Notes: Jackson now a different pitcher
Rays righty coming off two straight strong starts vs. Yanks
BALTIMORE -- Edwin Jackson will make his 19th start of the season on Thursday afternoon against the Orioles at Camden Yards.
The Devil Rays' right-hander has been a different pitcher in his last two starts, each of them against the Yankees. In those two outings, he held the Yankees to a .222 average, allowing four runs on 10 hits, six walks and he struck out 10 in 12 innings. Friday night's start was especially impressive considering what happened the rest of the weekend at Yankee Stadium. Jackson allowed no runs in six innings and after his exit, Rays pitchers allowed 49 runs in 27 innings.
"Based on what happened after [Jackson's outing] really accentuates how well [Jackson] did that first night pitching there," Rays manager Joe Maddon said.
All along, Maddon has believed in Jackson, so he seemed excited about his recent success.
"I think he's starting to show signs of consistency," Maddon said. "The biggest thing to me has been his demeanor. I really do think that's primary, to go out there with the right kind of mound presence, because his stuff is that good. If he goes out there and is under control with his emotions, he's going to pitch well again tomorrow. But I am curious to see how he looks. If we can start getting him into the seventh, if he could touch the eighth or ninth inning, that would really be exciting."
To Jackson's credit, he hasn't changed any since having some success.
"Keep the same game plan regardless, whether it's your best game or your worst game," Jackson said. "Go into every game with a fresh start. With the same mentality, be aggressive."
Jackson said the success hasn't improved his level of confidence.
"It's comfort ... I'm more comfortable now," Jackson said. "I've found a comfort level to kind of pitch at; [my] confidence has always been there."
Jackson said he could not dwell on having success against the Yankees.
"What happened in the past happened in the past," Jackson said. "You have to look ahead at what's coming up in the future."
Trade deadline approaching: The July 31 trade deadline is fast approaching and the Rays are busy exploring different opportunities.
"It will be interesting to see how many things are happening," said Andrew Friedman, Rays executive vice president of baseball operations. "There may be a domino effect here where once some things start to happen, more and more will. Right now, it's pretty slow. We're having a lot of conversations. We feel like we have some depth in certain areas and weaknesses in others. To the extent we can address those weaknesses, especially from our depth, we're going to be aggressive to do that. Whether we're able to now, or the offseason, remains to be seen."
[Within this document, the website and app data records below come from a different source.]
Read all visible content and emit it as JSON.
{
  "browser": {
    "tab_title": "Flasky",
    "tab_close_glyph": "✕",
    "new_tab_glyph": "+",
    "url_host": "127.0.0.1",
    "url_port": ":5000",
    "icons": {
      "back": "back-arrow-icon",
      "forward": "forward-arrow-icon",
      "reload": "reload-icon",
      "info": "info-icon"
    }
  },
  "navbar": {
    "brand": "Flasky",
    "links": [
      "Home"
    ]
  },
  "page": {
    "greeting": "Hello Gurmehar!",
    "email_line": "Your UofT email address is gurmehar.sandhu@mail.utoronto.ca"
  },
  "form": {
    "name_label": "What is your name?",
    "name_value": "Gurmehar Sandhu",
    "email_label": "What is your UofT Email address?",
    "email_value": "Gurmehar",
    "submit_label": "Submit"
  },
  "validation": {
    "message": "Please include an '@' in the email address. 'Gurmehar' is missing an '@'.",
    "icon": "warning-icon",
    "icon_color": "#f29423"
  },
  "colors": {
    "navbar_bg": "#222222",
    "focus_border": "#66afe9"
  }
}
The composition of the Rays' roster has put them in a different situation than in the recent past.
"It's a very different situation in that most everybody on our roster [is someone] we control for more than this year and in a lot of cases, three to five years," Friedman said. "We're purely looking at this as trying to address our weaknesses with some of our surplus."
Fossum a father: Casey Fossum's wife, Kim, delivered the couple's third child, a boy, on Tuesday. Maddon talked to the Rays' left-hander on Wednesday.
"Everything is fine," Maddon said. "The baby's fine, Kim's fine. He's going to join us Friday. She's coming home from the hospital at some point [on Wednesday], so rushing him up here for a day game didn't seem to be the right thing to do."
Paul close: Josh Paul (left elbow strain) went 2-for-3 on Tuesday night with a pair of walks and an RBI in his first rehab game with Double-A Montgomery. Maddon said the veteran catcher would catch on Wednesday and Thursday for the Biscuits and, if all goes well, he will rejoin the Rays on Friday.
Up next: The Rays will wrap up their three-game series against the Orioles on Thursday afternoon in a 12:35 ET contest. Right-hander Jackson (2-9, 6.65) will start for the Rays and will be opposed by right-hander Steve Trachsel (5-7, 5.05).
Bill Chastain is a reporter for MLB.com. This story was not subject to the approval of Major League Baseball or its clubs.